**Dataset records:**
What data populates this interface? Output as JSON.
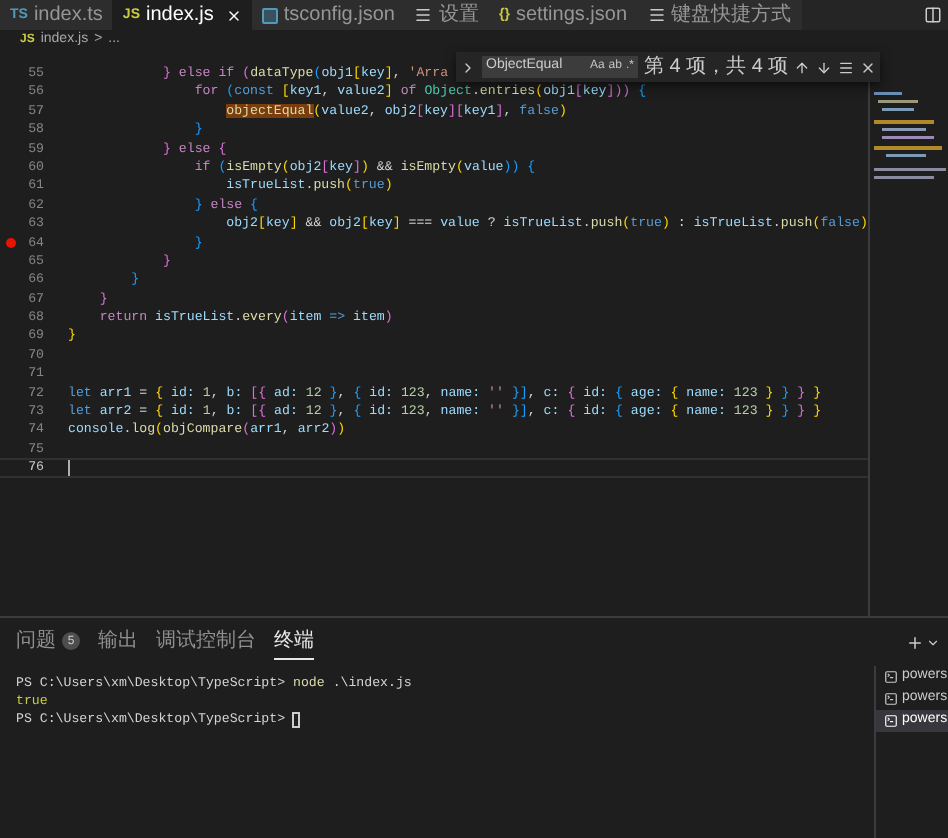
{
  "tabs": [
    {
      "label": "index.ts",
      "icon": {
        "kind": "ts",
        "text": "TS"
      },
      "selected": false
    },
    {
      "label": "index.js",
      "icon": {
        "kind": "js",
        "text": "JS"
      },
      "selected": true
    },
    {
      "label": "tsconfig.json",
      "icon": {
        "kind": "file"
      },
      "selected": false
    },
    {
      "label": "设置",
      "icon": {
        "kind": "lines"
      },
      "selected": false
    },
    {
      "label": "settings.json",
      "icon": {
        "kind": "json",
        "text": "{}"
      },
      "selected": false
    },
    {
      "label": "键盘快捷方式",
      "icon": {
        "kind": "lines"
      },
      "selected": false
    }
  ],
  "breadcrumb": {
    "icon": "JS",
    "file": "index.js",
    "separator": ">",
    "rest": "..."
  },
  "find_widget": {
    "value": "ObjectEqual",
    "options": [
      "Aa",
      "ab",
      ".*"
    ],
    "result": "第 4 项，共 4 项"
  },
  "editor": {
    "lines": [
      {
        "number": "55",
        "breakpoint": false,
        "current": false,
        "tokens": [
          {
            "text": "            }",
            "kind": "b2"
          },
          {
            "text": " else if",
            "kind": "k"
          },
          {
            "text": " (",
            "kind": "b2"
          },
          {
            "text": "dataType",
            "kind": "f"
          },
          {
            "text": "(",
            "kind": "b3"
          },
          {
            "text": "obj1",
            "kind": "v"
          },
          {
            "text": "[",
            "kind": "b1"
          },
          {
            "text": "key",
            "kind": "v"
          },
          {
            "text": "]",
            "kind": "b1"
          },
          {
            "text": ",",
            "kind": "p"
          },
          {
            "text": " 'Arra",
            "kind": "str"
          }
        ]
      },
      {
        "number": "56",
        "breakpoint": false,
        "current": false,
        "tokens": [
          {
            "text": "                for",
            "kind": "k"
          },
          {
            "text": " (",
            "kind": "b3"
          },
          {
            "text": "const",
            "kind": "s"
          },
          {
            "text": " [",
            "kind": "b1"
          },
          {
            "text": "key1",
            "kind": "v"
          },
          {
            "text": ",",
            "kind": "p"
          },
          {
            "text": " value2",
            "kind": "v"
          },
          {
            "text": "]",
            "kind": "b1"
          },
          {
            "text": " of",
            "kind": "k"
          },
          {
            "text": " Object",
            "kind": "c"
          },
          {
            "text": ".",
            "kind": "p"
          },
          {
            "text": "entries",
            "kind": "f"
          },
          {
            "text": "(",
            "kind": "b1"
          },
          {
            "text": "obj1",
            "kind": "v"
          },
          {
            "text": "[",
            "kind": "b2"
          },
          {
            "text": "key",
            "kind": "v"
          },
          {
            "text": "]))",
            "kind": "b2"
          },
          {
            "text": " {",
            "kind": "b3"
          }
        ]
      },
      {
        "number": "57",
        "breakpoint": false,
        "current": false,
        "tokens": [
          {
            "text": "                    objectEqual",
            "kind": "m"
          },
          {
            "text": "(",
            "kind": "b1"
          },
          {
            "text": "value2",
            "kind": "v"
          },
          {
            "text": ",",
            "kind": "p"
          },
          {
            "text": " obj2",
            "kind": "v"
          },
          {
            "text": "[",
            "kind": "b2"
          },
          {
            "text": "key",
            "kind": "v"
          },
          {
            "text": "][",
            "kind": "b2"
          },
          {
            "text": "key1",
            "kind": "v"
          },
          {
            "text": "]",
            "kind": "b2"
          },
          {
            "text": ",",
            "kind": "p"
          },
          {
            "text": " false",
            "kind": "s"
          },
          {
            "text": ")",
            "kind": "b1"
          }
        ]
      },
      {
        "number": "58",
        "breakpoint": false,
        "current": false,
        "tokens": [
          {
            "text": "                }",
            "kind": "b3"
          }
        ]
      },
      {
        "number": "59",
        "breakpoint": false,
        "current": false,
        "tokens": [
          {
            "text": "            }",
            "kind": "b2"
          },
          {
            "text": " else",
            "kind": "k"
          },
          {
            "text": " {",
            "kind": "b2"
          }
        ]
      },
      {
        "number": "60",
        "breakpoint": false,
        "current": false,
        "tokens": [
          {
            "text": "                if",
            "kind": "k"
          },
          {
            "text": " (",
            "kind": "b3"
          },
          {
            "text": "isEmpty",
            "kind": "f"
          },
          {
            "text": "(",
            "kind": "b1"
          },
          {
            "text": "obj2",
            "kind": "v"
          },
          {
            "text": "[",
            "kind": "b2"
          },
          {
            "text": "key",
            "kind": "v"
          },
          {
            "text": "]",
            "kind": "b2"
          },
          {
            "text": ")",
            "kind": "b1"
          },
          {
            "text": " &&",
            "kind": "p"
          },
          {
            "text": " isEmpty",
            "kind": "f"
          },
          {
            "text": "(",
            "kind": "b1"
          },
          {
            "text": "value",
            "kind": "v"
          },
          {
            "text": "))",
            "kind": "b3"
          },
          {
            "text": " {",
            "kind": "b3"
          }
        ]
      },
      {
        "number": "61",
        "breakpoint": false,
        "current": false,
        "tokens": [
          {
            "text": "                    isTrueList",
            "kind": "v"
          },
          {
            "text": ".",
            "kind": "p"
          },
          {
            "text": "push",
            "kind": "f"
          },
          {
            "text": "(",
            "kind": "b1"
          },
          {
            "text": "true",
            "kind": "s"
          },
          {
            "text": ")",
            "kind": "b1"
          }
        ]
      },
      {
        "number": "62",
        "breakpoint": false,
        "current": false,
        "tokens": [
          {
            "text": "                }",
            "kind": "b3"
          },
          {
            "text": " else",
            "kind": "k"
          },
          {
            "text": " {",
            "kind": "b3"
          }
        ]
      },
      {
        "number": "63",
        "breakpoint": false,
        "current": false,
        "tokens": [
          {
            "text": "                    obj2",
            "kind": "v"
          },
          {
            "text": "[",
            "kind": "b1"
          },
          {
            "text": "key",
            "kind": "v"
          },
          {
            "text": "]",
            "kind": "b1"
          },
          {
            "text": " &&",
            "kind": "p"
          },
          {
            "text": " obj2",
            "kind": "v"
          },
          {
            "text": "[",
            "kind": "b1"
          },
          {
            "text": "key",
            "kind": "v"
          },
          {
            "text": "]",
            "kind": "b1"
          },
          {
            "text": " ===",
            "kind": "p"
          },
          {
            "text": " value",
            "kind": "v"
          },
          {
            "text": " ?",
            "kind": "p"
          },
          {
            "text": " isTrueList",
            "kind": "v"
          },
          {
            "text": ".",
            "kind": "p"
          },
          {
            "text": "push",
            "kind": "f"
          },
          {
            "text": "(",
            "kind": "b1"
          },
          {
            "text": "true",
            "kind": "s"
          },
          {
            "text": ")",
            "kind": "b1"
          },
          {
            "text": " :",
            "kind": "p"
          },
          {
            "text": " isTrueList",
            "kind": "v"
          },
          {
            "text": ".",
            "kind": "p"
          },
          {
            "text": "push",
            "kind": "f"
          },
          {
            "text": "(",
            "kind": "b1"
          },
          {
            "text": "false",
            "kind": "s"
          },
          {
            "text": ")",
            "kind": "b1"
          }
        ]
      },
      {
        "number": "64",
        "breakpoint": true,
        "current": false,
        "tokens": [
          {
            "text": "                }",
            "kind": "b3"
          }
        ]
      },
      {
        "number": "65",
        "breakpoint": false,
        "current": false,
        "tokens": [
          {
            "text": "            }",
            "kind": "b2"
          }
        ]
      },
      {
        "number": "66",
        "breakpoint": false,
        "current": false,
        "tokens": [
          {
            "text": "        }",
            "kind": "b3"
          }
        ]
      },
      {
        "number": "67",
        "breakpoint": false,
        "current": false,
        "tokens": [
          {
            "text": "    }",
            "kind": "b2"
          }
        ]
      },
      {
        "number": "68",
        "breakpoint": false,
        "current": false,
        "tokens": [
          {
            "text": "    return",
            "kind": "k"
          },
          {
            "text": " isTrueList",
            "kind": "v"
          },
          {
            "text": ".",
            "kind": "p"
          },
          {
            "text": "every",
            "kind": "f"
          },
          {
            "text": "(",
            "kind": "b2"
          },
          {
            "text": "item",
            "kind": "v"
          },
          {
            "text": " =>",
            "kind": "s"
          },
          {
            "text": " item",
            "kind": "v"
          },
          {
            "text": ")",
            "kind": "b2"
          }
        ]
      },
      {
        "number": "69",
        "breakpoint": false,
        "current": false,
        "tokens": [
          {
            "text": "}",
            "kind": "b1"
          }
        ]
      },
      {
        "number": "70",
        "breakpoint": false,
        "current": false
      },
      {
        "number": "71",
        "breakpoint": false,
        "current": false
      },
      {
        "number": "72",
        "breakpoint": false,
        "current": false,
        "tokens": [
          {
            "text": "let",
            "kind": "s"
          },
          {
            "text": " arr1",
            "kind": "v"
          },
          {
            "text": " =",
            "kind": "p"
          },
          {
            "text": " {",
            "kind": "b1"
          },
          {
            "text": " id:",
            "kind": "v"
          },
          {
            "text": " 1",
            "kind": "n"
          },
          {
            "text": ",",
            "kind": "p"
          },
          {
            "text": " b:",
            "kind": "v"
          },
          {
            "text": " [{",
            "kind": "b2"
          },
          {
            "text": " ad:",
            "kind": "v"
          },
          {
            "text": " 12",
            "kind": "n"
          },
          {
            "text": " }",
            "kind": "b3"
          },
          {
            "text": ",",
            "kind": "p"
          },
          {
            "text": " {",
            "kind": "b3"
          },
          {
            "text": " id:",
            "kind": "v"
          },
          {
            "text": " 123",
            "kind": "n"
          },
          {
            "text": ",",
            "kind": "p"
          },
          {
            "text": " name:",
            "kind": "v"
          },
          {
            "text": " ''",
            "kind": "str"
          },
          {
            "text": " }]",
            "kind": "b3"
          },
          {
            "text": ",",
            "kind": "p"
          },
          {
            "text": " c:",
            "kind": "v"
          },
          {
            "text": " {",
            "kind": "b2"
          },
          {
            "text": " id:",
            "kind": "v"
          },
          {
            "text": " {",
            "kind": "b3"
          },
          {
            "text": " age:",
            "kind": "v"
          },
          {
            "text": " {",
            "kind": "b1"
          },
          {
            "text": " name:",
            "kind": "v"
          },
          {
            "text": " 123",
            "kind": "n"
          },
          {
            "text": " }",
            "kind": "b1"
          },
          {
            "text": " }",
            "kind": "b3"
          },
          {
            "text": " }",
            "kind": "b2"
          },
          {
            "text": " }",
            "kind": "b1"
          }
        ]
      },
      {
        "number": "73",
        "breakpoint": false,
        "current": false,
        "tokens": [
          {
            "text": "let",
            "kind": "s"
          },
          {
            "text": " arr2",
            "kind": "v"
          },
          {
            "text": " =",
            "kind": "p"
          },
          {
            "text": " {",
            "kind": "b1"
          },
          {
            "text": " id:",
            "kind": "v"
          },
          {
            "text": " 1",
            "kind": "n"
          },
          {
            "text": ",",
            "kind": "p"
          },
          {
            "text": " b:",
            "kind": "v"
          },
          {
            "text": " [{",
            "kind": "b2"
          },
          {
            "text": " ad:",
            "kind": "v"
          },
          {
            "text": " 12",
            "kind": "n"
          },
          {
            "text": " }",
            "kind": "b3"
          },
          {
            "text": ",",
            "kind": "p"
          },
          {
            "text": " {",
            "kind": "b3"
          },
          {
            "text": " id:",
            "kind": "v"
          },
          {
            "text": " 123",
            "kind": "n"
          },
          {
            "text": ",",
            "kind": "p"
          },
          {
            "text": " name:",
            "kind": "v"
          },
          {
            "text": " ''",
            "kind": "str"
          },
          {
            "text": " }]",
            "kind": "b3"
          },
          {
            "text": ",",
            "kind": "p"
          },
          {
            "text": " c:",
            "kind": "v"
          },
          {
            "text": " {",
            "kind": "b2"
          },
          {
            "text": " id:",
            "kind": "v"
          },
          {
            "text": " {",
            "kind": "b3"
          },
          {
            "text": " age:",
            "kind": "v"
          },
          {
            "text": " {",
            "kind": "b1"
          },
          {
            "text": " name:",
            "kind": "v"
          },
          {
            "text": " 123",
            "kind": "n"
          },
          {
            "text": " }",
            "kind": "b1"
          },
          {
            "text": " }",
            "kind": "b3"
          },
          {
            "text": " }",
            "kind": "b2"
          },
          {
            "text": " }",
            "kind": "b1"
          }
        ]
      },
      {
        "number": "74",
        "breakpoint": false,
        "current": false,
        "tokens": [
          {
            "text": "console",
            "kind": "v"
          },
          {
            "text": ".",
            "kind": "p"
          },
          {
            "text": "log",
            "kind": "f"
          },
          {
            "text": "(",
            "kind": "b1"
          },
          {
            "text": "objCompare",
            "kind": "f"
          },
          {
            "text": "(",
            "kind": "b2"
          },
          {
            "text": "arr1",
            "kind": "v"
          },
          {
            "text": ",",
            "kind": "p"
          },
          {
            "text": " arr2",
            "kind": "v"
          },
          {
            "text": ")",
            "kind": "b2"
          },
          {
            "text": ")",
            "kind": "b1"
          }
        ]
      },
      {
        "number": "75",
        "breakpoint": false,
        "current": false
      },
      {
        "number": "76",
        "breakpoint": false,
        "current": true
      }
    ]
  },
  "panel": {
    "tabs": [
      {
        "label": "问题",
        "count": "5",
        "selected": false
      },
      {
        "label": "输出",
        "selected": false
      },
      {
        "label": "调试控制台",
        "selected": false
      },
      {
        "label": "终端",
        "selected": true
      }
    ],
    "terminal_lines": [
      {
        "tokens": [
          {
            "text": "PS C:\\Users\\xm\\Desktop\\TypeScript>",
            "kind": "p"
          },
          {
            "text": " node",
            "kind": "cmd"
          },
          {
            "text": " .\\index.js",
            "kind": "p"
          }
        ],
        "cursor": false
      },
      {
        "tokens": [
          {
            "text": "true",
            "kind": "out"
          }
        ],
        "cursor": false
      },
      {
        "tokens": [
          {
            "text": "PS C:\\Users\\xm\\Desktop\\TypeScript>",
            "kind": "p"
          }
        ],
        "cursor": true
      }
    ],
    "terminals": [
      {
        "label": "powers",
        "selected": false
      },
      {
        "label": "powers",
        "selected": false
      },
      {
        "label": "powers",
        "selected": true
      }
    ]
  }
}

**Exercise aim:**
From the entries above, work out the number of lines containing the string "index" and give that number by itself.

**Response area:**
4